The Lone Ranger
I’m actually not sure what to make of The Lone Ranger.
It’s not exactly a comedy, it’s sort of a western, there’s some action, lots of bad stuff being done to Native Americans, there’s fantasy because some scenes are just not even possible to believe (cue the horse), there’s a whole lot of crooked guys trying to make a whole lot of money, no matter who gets hurt, so there’s suspense.
You’d think with all that, this might be a great film—it’s not!
It’s in the telling of the story that things get a little wonky and it’s hard to find the tale (yes we know it’s just a story) even somewhat believable as it’s being told by a very old Tonto (whose name actually means “fool” in Spanish, so they changed the name to “Toro” which means bull, and there’s a whole lot of that going on here!)
We do find out why he’s called The Lone Ranger and how his horse got his name (remember the horse’s name?).
The original Lone Ranger was a radio show and led to a spin off radio series called The Green Hornet.
John Reid (Lone Ranger) is played by Armie Hammer. As a Ranger he’s just silly and awkward. Hammer’s great grandfather was Armand Hammer, (often thought to be named after the baking soda), and who, for decades, ran Occidental Petroleum and whose dubious history is still being written.
Tonto, the Spirit Warrior (Johnny Depp) is, of the two of them, the one with the brains, and through a tragic error in judgement years before, has been outcast from his tribe.
Depp had a serious accident during the filming when a fall from his horse left him bruised and cut. He credits the horse, which jumped to avoid stepping on him, for saving his life. Thankfully, the horse has enough smarts for everyone.
William Fichtner plays the truly evil Butch Cavendish, Tom Wilkinson, as Cole, Helena Bonham Carter is “Red” Harrington. This is actually the first film which features Depp and Carter where Tim Burton is not the director.
So, would I recommend the film? If you have the time (it’s long), and if you are a real Depp fan, as he’s once again in full character mode with make-up inspired by artist Kerby Sattler’s painting entitled “I am Crow.”
I might recommend it if you like horses, but with so many good shows either out now or coming soon, I wonder if it’s worth it.
Hammer’s acting is a little light though the rest of the cast does well, but it’s not enough to make this a “go see.”
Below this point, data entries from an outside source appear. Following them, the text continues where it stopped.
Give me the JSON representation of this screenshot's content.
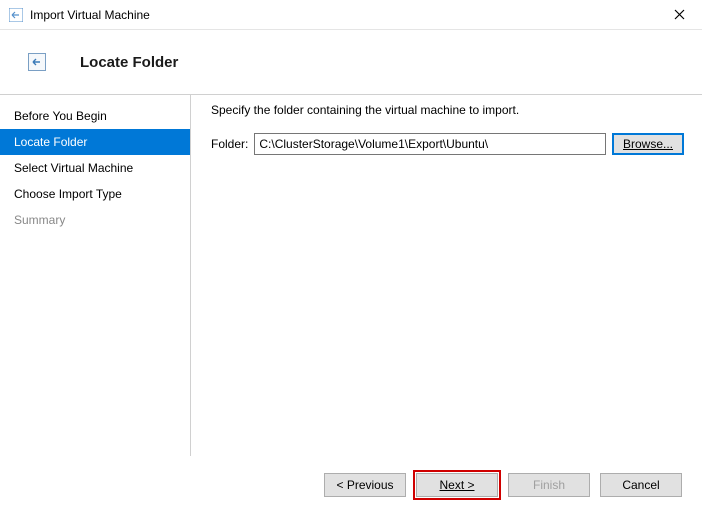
{
  "window": {
    "title": "Import Virtual Machine"
  },
  "header": {
    "title": "Locate Folder"
  },
  "sidebar": {
    "items": [
      {
        "label": "Before You Begin",
        "selected": false,
        "disabled": false
      },
      {
        "label": "Locate Folder",
        "selected": true,
        "disabled": false
      },
      {
        "label": "Select Virtual Machine",
        "selected": false,
        "disabled": false
      },
      {
        "label": "Choose Import Type",
        "selected": false,
        "disabled": false
      },
      {
        "label": "Summary",
        "selected": false,
        "disabled": true
      }
    ]
  },
  "main": {
    "instruction": "Specify the folder containing the virtual machine to import.",
    "folder_label": "Folder:",
    "folder_value": "C:\\ClusterStorage\\Volume1\\Export\\Ubuntu\\",
    "browse_label": "Browse..."
  },
  "buttons": {
    "previous": "< Previous",
    "next": "Next >",
    "finish": "Finish",
    "cancel": "Cancel"
  }
}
It cost $225 million to make and in Canada the two-day box office totals were $11.7 million. Despicable Me 2 came in with $34.3 million and might be a better bet.
I give The Lone Ranger two reels (and that’s for the horse).